**How to complete this task:**
Show all lines containing "Volunteer" from the data below.

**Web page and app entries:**
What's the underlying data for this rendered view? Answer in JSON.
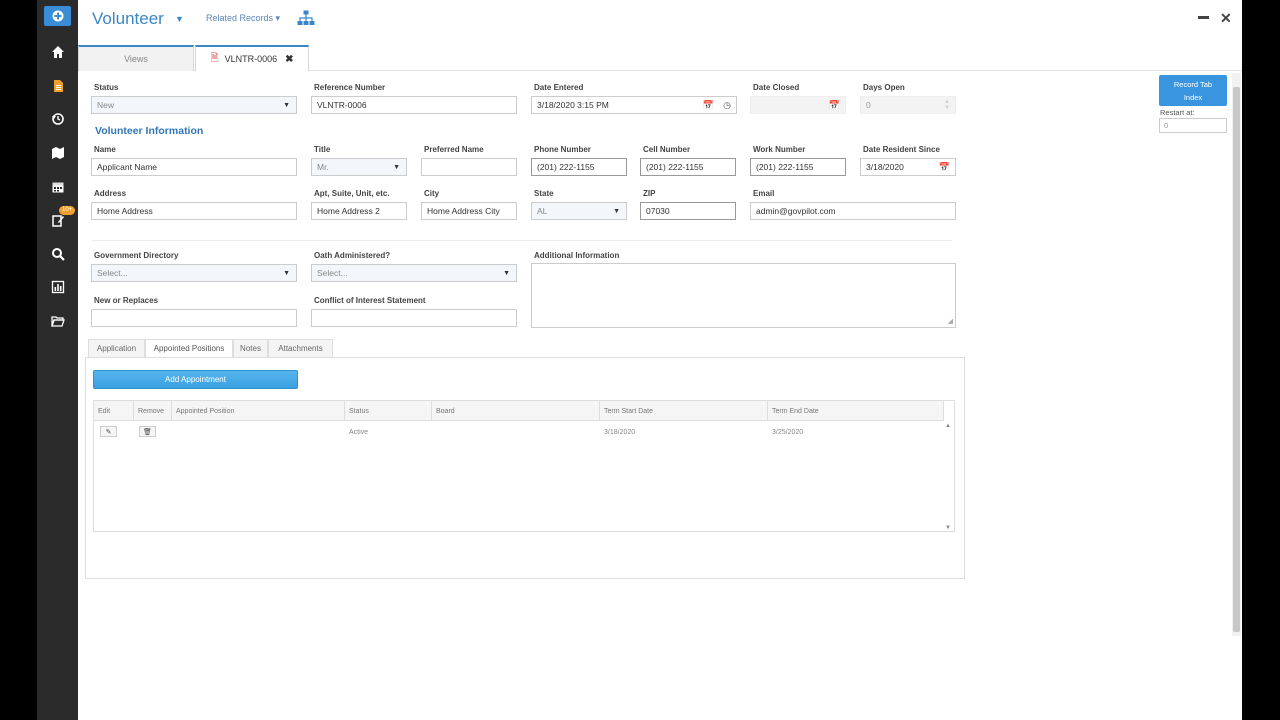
{
  "app": {
    "title": "Volunteer",
    "related_records": "Related Records ▾"
  },
  "tabs": {
    "views": "Views",
    "record": "VLNTR-0006"
  },
  "sidebar": {
    "badge": "10+"
  },
  "fields": {
    "status": {
      "label": "Status",
      "value": "New"
    },
    "reference_number": {
      "label": "Reference Number",
      "value": "VLNTR-0006"
    },
    "date_entered": {
      "label": "Date Entered",
      "value": "3/18/2020 3:15 PM"
    },
    "date_closed": {
      "label": "Date Closed",
      "value": ""
    },
    "days_open": {
      "label": "Days Open",
      "value": "0"
    },
    "section_title": "Volunteer Information",
    "name": {
      "label": "Name",
      "value": "Applicant Name"
    },
    "title": {
      "label": "Title",
      "value": "Mr."
    },
    "preferred_name": {
      "label": "Preferred Name",
      "value": ""
    },
    "phone_number": {
      "label": "Phone Number",
      "value": "(201) 222-1155"
    },
    "cell_number": {
      "label": "Cell Number",
      "value": "(201) 222-1155"
    },
    "work_number": {
      "label": "Work Number",
      "value": "(201) 222-1155"
    },
    "date_resident_since": {
      "label": "Date Resident Since",
      "value": "3/18/2020"
    },
    "address": {
      "label": "Address",
      "value": "Home Address"
    },
    "apt": {
      "label": "Apt, Suite, Unit, etc.",
      "value": "Home Address 2"
    },
    "city": {
      "label": "City",
      "value": "Home Address City"
    },
    "state": {
      "label": "State",
      "value": "AL"
    },
    "zip": {
      "label": "ZIP",
      "value": "07030"
    },
    "email": {
      "label": "Email",
      "value": "admin@govpilot.com"
    },
    "gov_directory": {
      "label": "Government Directory",
      "value": "Select..."
    },
    "oath": {
      "label": "Oath Administered?",
      "value": "Select..."
    },
    "additional_info": {
      "label": "Additional Information",
      "value": ""
    },
    "new_or_replaces": {
      "label": "New or Replaces",
      "value": ""
    },
    "conflict": {
      "label": "Conflict of Interest Statement",
      "value": ""
    }
  },
  "subtabs": [
    "Application",
    "Appointed Positions",
    "Notes",
    "Attachments"
  ],
  "appointments": {
    "add_button": "Add Appointment",
    "columns": [
      "Edit",
      "Remove",
      "Appointed Position",
      "Status",
      "Board",
      "Term Start Date",
      "Term End Date"
    ],
    "rows": [
      {
        "position": "",
        "status": "Active",
        "board": "",
        "term_start": "3/18/2020",
        "term_end": "3/25/2020"
      }
    ]
  },
  "record_tab_index": {
    "button": "Record Tab Index",
    "restart_label": "Restart at:",
    "restart_value": "0"
  }
}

**Written solution:**
    "title": "Volunteer",
    "section_title": "Volunteer Information",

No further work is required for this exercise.